**Brief:**
Please return the listing below word for word, minus its pictures.

--- --- ---

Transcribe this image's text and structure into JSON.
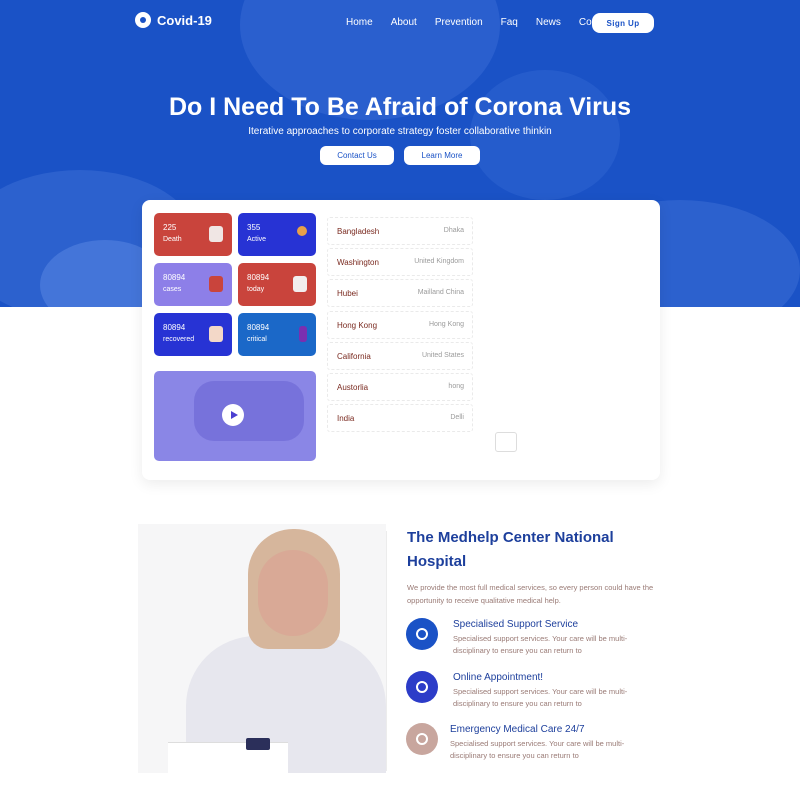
{
  "brand": {
    "name": "Covid-19"
  },
  "nav": {
    "items": [
      "Home",
      "About",
      "Prevention",
      "Faq",
      "News",
      "Contact"
    ],
    "signup_label": "Sign Up"
  },
  "hero": {
    "title": "Do I Need To Be Afraid of Corona Virus",
    "subtitle": "Iterative approaches to corporate strategy foster collaborative thinkin",
    "contact_label": "Contact Us",
    "more_label": "Learn More"
  },
  "stats": [
    {
      "value": "225",
      "label": "Death",
      "color": "#c9443c",
      "icon": "doctor-icon"
    },
    {
      "value": "355",
      "label": "Active",
      "color": "#2733d4",
      "icon": "virus-molecule-icon"
    },
    {
      "value": "80894",
      "label": "cases",
      "color": "#8d7fe8",
      "icon": "box-icon"
    },
    {
      "value": "80894",
      "label": "today",
      "color": "#c9443c",
      "icon": "report-icon"
    },
    {
      "value": "80894",
      "label": "recovered",
      "color": "#2733d4",
      "icon": "nurse-icon"
    },
    {
      "value": "80894",
      "label": "critical",
      "color": "#1b68c8",
      "icon": "sanitizer-icon"
    }
  ],
  "locations": [
    {
      "city": "Bangladesh",
      "region": "Dhaka"
    },
    {
      "city": "Washington",
      "region": "United Kingdom"
    },
    {
      "city": "Hubei",
      "region": "Mailland China"
    },
    {
      "city": "Hong Kong",
      "region": "Hong Kong"
    },
    {
      "city": "California",
      "region": "United States"
    },
    {
      "city": "Austorlia",
      "region": "hong"
    },
    {
      "city": "India",
      "region": "Delli"
    }
  ],
  "about": {
    "title": "The Medhelp Center National Hospital",
    "description": "We provide the most full medical services, so every person could have the opportunity to receive qualitative medical help.",
    "features": [
      {
        "title": "Specialised Support Service",
        "description": "Specialised support services. Your care will be multi-disciplinary to ensure you can return to"
      },
      {
        "title": "Online Appointment!",
        "description": "Specialised support services. Your care will be multi-disciplinary to ensure you can return to"
      },
      {
        "title": "Emergency Medical Care 24/7",
        "description": "Specialised support services. Your care will be multi-disciplinary to ensure you can return to"
      }
    ]
  },
  "colors": {
    "primary": "#1a52c6",
    "heading": "#1d3f9c",
    "accent_red": "#c9443c"
  }
}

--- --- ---

**Reply:**
Transcribe this image's text and structure into JSON.
{
  "brand": {
    "name": "Covid-19"
  },
  "nav": {
    "items": [
      "Home",
      "About",
      "Prevention",
      "Faq",
      "News",
      "Contact"
    ],
    "signup_label": "Sign Up"
  },
  "hero": {
    "title": "Do I Need To Be Afraid of Corona Virus",
    "subtitle": "Iterative approaches to corporate strategy foster collaborative thinkin",
    "contact_label": "Contact Us",
    "more_label": "Learn More"
  },
  "stats": [
    {
      "value": "225",
      "label": "Death",
      "color": "#c9443c",
      "icon": "doctor-icon"
    },
    {
      "value": "355",
      "label": "Active",
      "color": "#2733d4",
      "icon": "virus-molecule-icon"
    },
    {
      "value": "80894",
      "label": "cases",
      "color": "#8d7fe8",
      "icon": "box-icon"
    },
    {
      "value": "80894",
      "label": "today",
      "color": "#c9443c",
      "icon": "report-icon"
    },
    {
      "value": "80894",
      "label": "recovered",
      "color": "#2733d4",
      "icon": "nurse-icon"
    },
    {
      "value": "80894",
      "label": "critical",
      "color": "#1b68c8",
      "icon": "sanitizer-icon"
    }
  ],
  "locations": [
    {
      "city": "Bangladesh",
      "region": "Dhaka"
    },
    {
      "city": "Washington",
      "region": "United Kingdom"
    },
    {
      "city": "Hubei",
      "region": "Mailland China"
    },
    {
      "city": "Hong Kong",
      "region": "Hong Kong"
    },
    {
      "city": "California",
      "region": "United States"
    },
    {
      "city": "Austorlia",
      "region": "hong"
    },
    {
      "city": "India",
      "region": "Delli"
    }
  ],
  "about": {
    "title": "The Medhelp Center National Hospital",
    "description": "We provide the most full medical services, so every person could have the opportunity to receive qualitative medical help.",
    "features": [
      {
        "title": "Specialised Support Service",
        "description": "Specialised support services. Your care will be multi-disciplinary to ensure you can return to"
      },
      {
        "title": "Online Appointment!",
        "description": "Specialised support services. Your care will be multi-disciplinary to ensure you can return to"
      },
      {
        "title": "Emergency Medical Care 24/7",
        "description": "Specialised support services. Your care will be multi-disciplinary to ensure you can return to"
      }
    ]
  },
  "colors": {
    "primary": "#1a52c6",
    "heading": "#1d3f9c",
    "accent_red": "#c9443c"
  }
}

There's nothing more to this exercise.